§ **Work order**: The required output is a copy of each line in the material below that includes "data".

—————

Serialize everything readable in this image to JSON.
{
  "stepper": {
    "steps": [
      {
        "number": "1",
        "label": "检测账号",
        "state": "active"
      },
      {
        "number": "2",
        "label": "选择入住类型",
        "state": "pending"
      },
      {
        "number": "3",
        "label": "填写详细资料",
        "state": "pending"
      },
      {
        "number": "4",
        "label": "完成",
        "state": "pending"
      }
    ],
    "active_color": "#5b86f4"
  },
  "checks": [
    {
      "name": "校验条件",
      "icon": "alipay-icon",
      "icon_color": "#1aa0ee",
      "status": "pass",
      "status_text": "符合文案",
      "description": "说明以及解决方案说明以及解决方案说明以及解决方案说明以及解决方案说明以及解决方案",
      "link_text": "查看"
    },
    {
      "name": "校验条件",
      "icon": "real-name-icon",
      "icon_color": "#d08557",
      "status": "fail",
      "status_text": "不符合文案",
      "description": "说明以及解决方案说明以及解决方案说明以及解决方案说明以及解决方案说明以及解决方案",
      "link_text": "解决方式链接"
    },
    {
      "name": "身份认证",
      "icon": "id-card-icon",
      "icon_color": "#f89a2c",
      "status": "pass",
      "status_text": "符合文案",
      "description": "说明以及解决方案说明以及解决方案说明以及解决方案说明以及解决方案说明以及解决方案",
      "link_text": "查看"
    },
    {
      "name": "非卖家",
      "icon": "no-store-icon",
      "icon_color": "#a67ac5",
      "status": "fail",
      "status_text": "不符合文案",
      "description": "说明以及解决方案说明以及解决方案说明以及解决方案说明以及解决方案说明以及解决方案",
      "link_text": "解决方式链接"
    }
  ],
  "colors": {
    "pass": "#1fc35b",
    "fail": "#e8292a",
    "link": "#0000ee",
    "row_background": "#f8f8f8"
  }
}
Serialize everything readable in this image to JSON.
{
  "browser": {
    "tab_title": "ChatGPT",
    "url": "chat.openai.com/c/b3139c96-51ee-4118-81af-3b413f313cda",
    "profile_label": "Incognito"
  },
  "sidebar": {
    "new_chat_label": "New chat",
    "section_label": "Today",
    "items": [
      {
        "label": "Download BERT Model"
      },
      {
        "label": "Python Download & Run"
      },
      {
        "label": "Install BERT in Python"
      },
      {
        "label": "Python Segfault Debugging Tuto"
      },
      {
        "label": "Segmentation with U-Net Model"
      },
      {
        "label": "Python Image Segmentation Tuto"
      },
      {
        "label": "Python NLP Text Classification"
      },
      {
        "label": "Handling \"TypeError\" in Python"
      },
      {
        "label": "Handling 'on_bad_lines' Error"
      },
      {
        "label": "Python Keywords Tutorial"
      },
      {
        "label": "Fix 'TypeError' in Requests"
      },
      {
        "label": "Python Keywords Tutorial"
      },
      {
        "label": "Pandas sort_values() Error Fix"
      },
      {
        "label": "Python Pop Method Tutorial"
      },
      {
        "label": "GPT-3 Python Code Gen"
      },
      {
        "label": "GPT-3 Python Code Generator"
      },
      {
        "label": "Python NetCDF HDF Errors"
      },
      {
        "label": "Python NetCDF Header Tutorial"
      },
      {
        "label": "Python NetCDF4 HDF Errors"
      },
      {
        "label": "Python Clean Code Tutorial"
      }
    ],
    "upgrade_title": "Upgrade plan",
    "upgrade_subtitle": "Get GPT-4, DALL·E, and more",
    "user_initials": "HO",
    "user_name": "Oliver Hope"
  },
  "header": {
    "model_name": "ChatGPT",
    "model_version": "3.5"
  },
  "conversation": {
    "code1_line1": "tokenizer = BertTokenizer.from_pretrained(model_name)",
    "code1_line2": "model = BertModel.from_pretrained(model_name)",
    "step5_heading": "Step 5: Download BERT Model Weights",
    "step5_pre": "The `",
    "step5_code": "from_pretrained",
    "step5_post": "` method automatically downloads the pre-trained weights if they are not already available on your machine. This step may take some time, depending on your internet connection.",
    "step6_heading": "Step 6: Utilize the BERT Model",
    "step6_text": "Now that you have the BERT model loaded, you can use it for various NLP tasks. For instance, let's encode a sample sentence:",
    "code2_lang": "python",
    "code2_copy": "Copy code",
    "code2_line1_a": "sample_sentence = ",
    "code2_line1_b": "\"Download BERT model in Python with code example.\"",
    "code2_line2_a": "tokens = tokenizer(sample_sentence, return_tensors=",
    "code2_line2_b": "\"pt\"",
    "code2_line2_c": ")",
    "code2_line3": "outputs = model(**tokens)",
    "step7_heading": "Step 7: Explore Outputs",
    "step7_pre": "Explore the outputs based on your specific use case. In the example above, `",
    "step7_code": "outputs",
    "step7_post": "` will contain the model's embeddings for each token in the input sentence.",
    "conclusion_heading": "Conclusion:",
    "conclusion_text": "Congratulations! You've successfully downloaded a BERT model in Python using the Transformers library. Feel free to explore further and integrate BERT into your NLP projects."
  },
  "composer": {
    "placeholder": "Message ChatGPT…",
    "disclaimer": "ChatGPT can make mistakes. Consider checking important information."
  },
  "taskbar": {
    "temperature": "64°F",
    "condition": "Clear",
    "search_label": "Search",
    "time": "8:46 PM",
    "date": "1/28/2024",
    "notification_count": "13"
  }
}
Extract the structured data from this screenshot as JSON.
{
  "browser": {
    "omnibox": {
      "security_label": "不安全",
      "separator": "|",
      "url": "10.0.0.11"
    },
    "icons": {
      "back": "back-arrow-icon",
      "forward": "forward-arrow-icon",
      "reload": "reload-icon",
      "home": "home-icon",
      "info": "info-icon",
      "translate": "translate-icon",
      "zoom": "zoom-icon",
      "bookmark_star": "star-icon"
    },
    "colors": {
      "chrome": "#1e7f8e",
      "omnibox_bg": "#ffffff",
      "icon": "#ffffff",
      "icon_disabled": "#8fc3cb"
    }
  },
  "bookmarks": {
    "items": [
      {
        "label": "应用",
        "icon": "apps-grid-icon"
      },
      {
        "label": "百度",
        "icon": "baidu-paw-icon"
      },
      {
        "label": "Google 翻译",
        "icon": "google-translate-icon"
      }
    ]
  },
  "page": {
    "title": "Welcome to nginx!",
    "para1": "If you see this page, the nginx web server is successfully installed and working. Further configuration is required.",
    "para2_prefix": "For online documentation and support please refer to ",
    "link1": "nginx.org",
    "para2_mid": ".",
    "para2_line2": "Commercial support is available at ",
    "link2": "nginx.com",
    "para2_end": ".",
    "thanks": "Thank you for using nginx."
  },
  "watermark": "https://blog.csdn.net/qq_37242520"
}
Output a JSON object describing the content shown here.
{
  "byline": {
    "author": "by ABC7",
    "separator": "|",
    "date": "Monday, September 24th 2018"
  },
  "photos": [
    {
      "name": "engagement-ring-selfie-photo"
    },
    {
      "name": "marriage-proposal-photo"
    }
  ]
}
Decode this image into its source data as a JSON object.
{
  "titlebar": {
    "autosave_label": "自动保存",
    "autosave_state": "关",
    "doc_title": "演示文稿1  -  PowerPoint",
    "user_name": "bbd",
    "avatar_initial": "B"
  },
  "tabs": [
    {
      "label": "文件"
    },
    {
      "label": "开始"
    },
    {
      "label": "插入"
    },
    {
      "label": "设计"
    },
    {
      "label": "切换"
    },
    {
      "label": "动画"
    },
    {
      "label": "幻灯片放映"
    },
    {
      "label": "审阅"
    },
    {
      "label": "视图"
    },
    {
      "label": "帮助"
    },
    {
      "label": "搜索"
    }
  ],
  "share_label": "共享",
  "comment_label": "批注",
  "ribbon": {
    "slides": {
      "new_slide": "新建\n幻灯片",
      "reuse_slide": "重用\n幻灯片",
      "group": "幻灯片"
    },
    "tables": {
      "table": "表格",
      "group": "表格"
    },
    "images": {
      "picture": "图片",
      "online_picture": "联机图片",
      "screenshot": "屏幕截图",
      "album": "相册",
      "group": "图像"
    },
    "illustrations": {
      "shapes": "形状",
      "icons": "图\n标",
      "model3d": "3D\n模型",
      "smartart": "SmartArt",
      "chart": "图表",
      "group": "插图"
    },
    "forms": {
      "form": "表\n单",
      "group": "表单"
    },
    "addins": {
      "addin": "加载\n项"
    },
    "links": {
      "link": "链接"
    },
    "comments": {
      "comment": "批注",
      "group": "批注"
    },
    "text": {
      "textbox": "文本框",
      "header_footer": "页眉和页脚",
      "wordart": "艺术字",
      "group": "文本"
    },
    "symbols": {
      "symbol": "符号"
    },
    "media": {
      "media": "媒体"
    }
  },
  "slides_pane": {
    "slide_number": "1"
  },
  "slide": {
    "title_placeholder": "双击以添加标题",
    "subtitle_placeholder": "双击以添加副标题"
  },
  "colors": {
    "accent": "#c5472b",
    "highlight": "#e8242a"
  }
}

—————

§ **Answer space**:
Extract the structured data from this screenshot as JSON.
Decode this image into its source data as a JSON object.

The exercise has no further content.